- She has been fighting this BK virus in her bladder, which has been causing the bloody urine and clots in her bladder. It has been unbearably painful for her since Sunday, and she has been unable to pass the clots on her own. So yesterday, the urology team decided to take her to the OR for a procedure (not surgery), where they put a camera through her urethra and a tube to help remove the clots that have been causing all of the problems. She was in for two hours and the clots were so large, they were unable to remove them, but they did get some smaller ones out. So they tried their best to break in up in the hopes that over the next days she would (painfully) pass them on her own. Unfortunately since the procedure she did not urinate at all, so they have had to insert a catheter to help flush things out. This has only been slightly successful, so they are now going to do an ultrasound on her kidneys to make sure they are not damaged.
- Unrelated to the bladder complications is the VOD. The VOD has been causing such extreme fluid retention that it is causing problems with her liver. It makes her very uncomfortable and can be life threatening if we are not vigilant and extremely proactive. That is when the decision was made to move her to the ICU (not because of the procedure with her bladder; although this is still an unfortunate complication we have to deal with).
- The ICU is providing several things for her care. The first, and most important, is she is hooked up to a machine called CVVH (Continuous Veno-Venous Hemofiltration). It works by inserting a line in her neck that has two tubes coming out. Fluid is flushed into her body that then grabs the excess fluid build-up and helps pull it out through her blood since her body has been unable to do it on her own. The blood gets filtered and warmed and is then put back into her body. Removing the fluid is critical to reverse the effects of VOD. And the VOD is not a permanent problem (praise God), and can be reversed, but it is presently very serious. The doctors said that although it is serious, they have it under very tight control and are ahead of it. They are very good at treating this, and have seen much worse cases than Hazel's. That makes me feel relieved, but in now way does it make anything easier.

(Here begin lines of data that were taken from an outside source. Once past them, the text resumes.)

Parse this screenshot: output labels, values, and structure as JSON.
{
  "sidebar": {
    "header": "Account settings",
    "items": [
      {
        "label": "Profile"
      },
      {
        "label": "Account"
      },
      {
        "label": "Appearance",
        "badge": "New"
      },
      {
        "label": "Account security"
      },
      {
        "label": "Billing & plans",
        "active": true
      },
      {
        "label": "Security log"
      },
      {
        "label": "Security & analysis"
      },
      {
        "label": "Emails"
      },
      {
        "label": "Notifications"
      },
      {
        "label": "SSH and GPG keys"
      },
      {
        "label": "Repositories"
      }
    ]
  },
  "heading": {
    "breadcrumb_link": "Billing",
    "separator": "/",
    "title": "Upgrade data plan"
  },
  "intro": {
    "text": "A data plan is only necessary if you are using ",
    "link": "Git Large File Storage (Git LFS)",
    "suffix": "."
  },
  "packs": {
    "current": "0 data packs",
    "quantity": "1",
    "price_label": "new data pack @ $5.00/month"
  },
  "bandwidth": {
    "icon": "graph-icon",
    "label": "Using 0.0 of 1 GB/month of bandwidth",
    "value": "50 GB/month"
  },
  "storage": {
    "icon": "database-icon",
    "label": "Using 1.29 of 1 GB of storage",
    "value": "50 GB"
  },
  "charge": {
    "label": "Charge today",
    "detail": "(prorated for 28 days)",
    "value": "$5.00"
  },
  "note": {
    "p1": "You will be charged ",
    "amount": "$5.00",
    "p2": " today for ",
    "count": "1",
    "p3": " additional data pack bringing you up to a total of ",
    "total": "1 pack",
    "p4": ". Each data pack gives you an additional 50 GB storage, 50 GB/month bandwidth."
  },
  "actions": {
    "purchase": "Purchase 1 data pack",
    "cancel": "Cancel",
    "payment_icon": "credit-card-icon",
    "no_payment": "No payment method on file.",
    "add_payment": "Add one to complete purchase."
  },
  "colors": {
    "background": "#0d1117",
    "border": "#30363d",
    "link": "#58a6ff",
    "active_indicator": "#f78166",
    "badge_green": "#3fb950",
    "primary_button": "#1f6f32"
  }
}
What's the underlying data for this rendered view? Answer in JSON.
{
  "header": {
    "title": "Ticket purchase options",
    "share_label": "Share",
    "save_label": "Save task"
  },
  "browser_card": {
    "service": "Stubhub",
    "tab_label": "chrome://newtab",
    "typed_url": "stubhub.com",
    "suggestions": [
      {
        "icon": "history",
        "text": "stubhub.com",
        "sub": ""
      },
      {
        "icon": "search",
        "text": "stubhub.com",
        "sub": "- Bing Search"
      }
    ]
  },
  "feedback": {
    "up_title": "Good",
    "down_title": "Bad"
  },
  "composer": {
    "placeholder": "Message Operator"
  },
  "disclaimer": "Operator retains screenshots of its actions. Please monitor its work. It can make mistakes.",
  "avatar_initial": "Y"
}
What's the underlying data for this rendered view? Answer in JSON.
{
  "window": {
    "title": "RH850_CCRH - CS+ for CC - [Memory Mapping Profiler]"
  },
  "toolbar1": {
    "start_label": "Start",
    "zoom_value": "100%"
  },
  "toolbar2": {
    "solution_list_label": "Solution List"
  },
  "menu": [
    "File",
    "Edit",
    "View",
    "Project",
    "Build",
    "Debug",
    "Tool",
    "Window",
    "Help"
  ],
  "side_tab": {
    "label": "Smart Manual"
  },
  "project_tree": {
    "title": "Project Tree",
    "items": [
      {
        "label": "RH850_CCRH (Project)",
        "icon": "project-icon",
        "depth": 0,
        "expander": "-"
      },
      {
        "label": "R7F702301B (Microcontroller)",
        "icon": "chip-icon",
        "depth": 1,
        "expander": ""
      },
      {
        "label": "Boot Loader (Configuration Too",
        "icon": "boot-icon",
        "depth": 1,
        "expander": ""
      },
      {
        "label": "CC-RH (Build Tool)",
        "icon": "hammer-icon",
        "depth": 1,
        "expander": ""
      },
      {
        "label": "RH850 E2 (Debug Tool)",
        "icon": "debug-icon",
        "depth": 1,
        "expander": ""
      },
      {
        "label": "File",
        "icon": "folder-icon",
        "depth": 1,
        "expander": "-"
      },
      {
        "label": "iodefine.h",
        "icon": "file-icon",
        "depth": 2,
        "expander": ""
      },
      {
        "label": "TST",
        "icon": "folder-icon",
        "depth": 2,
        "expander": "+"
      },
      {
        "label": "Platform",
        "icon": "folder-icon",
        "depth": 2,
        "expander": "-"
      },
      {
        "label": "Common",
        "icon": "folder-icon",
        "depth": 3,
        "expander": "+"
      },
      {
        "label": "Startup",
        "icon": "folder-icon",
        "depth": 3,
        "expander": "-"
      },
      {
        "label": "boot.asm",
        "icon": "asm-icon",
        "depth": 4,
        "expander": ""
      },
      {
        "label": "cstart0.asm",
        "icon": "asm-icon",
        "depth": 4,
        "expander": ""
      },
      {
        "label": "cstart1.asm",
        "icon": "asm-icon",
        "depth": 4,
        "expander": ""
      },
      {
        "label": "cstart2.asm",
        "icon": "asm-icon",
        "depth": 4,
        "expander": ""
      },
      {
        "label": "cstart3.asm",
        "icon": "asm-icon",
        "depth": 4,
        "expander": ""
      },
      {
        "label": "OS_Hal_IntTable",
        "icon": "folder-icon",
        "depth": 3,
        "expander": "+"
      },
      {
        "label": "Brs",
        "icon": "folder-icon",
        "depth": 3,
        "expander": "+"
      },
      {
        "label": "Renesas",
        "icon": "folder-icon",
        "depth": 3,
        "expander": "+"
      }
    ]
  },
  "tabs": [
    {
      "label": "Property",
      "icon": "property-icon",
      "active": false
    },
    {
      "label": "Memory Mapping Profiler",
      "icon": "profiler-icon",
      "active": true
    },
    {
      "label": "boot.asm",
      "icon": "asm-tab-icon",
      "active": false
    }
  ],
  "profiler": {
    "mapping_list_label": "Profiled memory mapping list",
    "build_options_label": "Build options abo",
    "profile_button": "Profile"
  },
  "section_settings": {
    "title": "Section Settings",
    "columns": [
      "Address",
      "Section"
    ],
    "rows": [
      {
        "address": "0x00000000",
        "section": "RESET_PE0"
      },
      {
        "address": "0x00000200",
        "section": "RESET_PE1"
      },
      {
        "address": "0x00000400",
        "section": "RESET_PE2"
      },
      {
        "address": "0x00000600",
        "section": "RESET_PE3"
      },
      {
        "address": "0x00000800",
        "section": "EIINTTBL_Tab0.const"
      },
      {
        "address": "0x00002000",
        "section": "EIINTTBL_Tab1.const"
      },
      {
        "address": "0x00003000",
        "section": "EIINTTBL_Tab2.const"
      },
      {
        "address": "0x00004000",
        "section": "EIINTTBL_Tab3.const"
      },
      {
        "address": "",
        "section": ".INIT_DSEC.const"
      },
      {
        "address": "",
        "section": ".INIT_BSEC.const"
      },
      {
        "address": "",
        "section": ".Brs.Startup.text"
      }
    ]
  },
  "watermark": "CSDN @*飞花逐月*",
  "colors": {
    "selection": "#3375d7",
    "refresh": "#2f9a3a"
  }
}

- The fluid build up has also moved to her lungs and has made it very difficult for her to breathe well on her own. Her body has worked so hard just to breathe, and she needs to rest in order to heal, so they have decided to put in a breathing tube. Even though it is very hard to see her with it in, it has allowed her to finally be comfortable. It is the very first time I have seen her pain free in several weeks. I would not trade that for anything.
We do not know how long exactly that we will be in the ICU, but this time here is so important. The doctors, nurses and specialist have to remain very vigilant so nothing get's out of hand. But we know she is in the right place and will get the care that she needs. And ultimately, we know that our mighty God has her in the palm of His hand and is the one who is in control of the entire thing. Please pray for our whole family as we navigate through these next days, and pray for complete restoration! Here is a picture of Hazel and her army of machines fighting for her: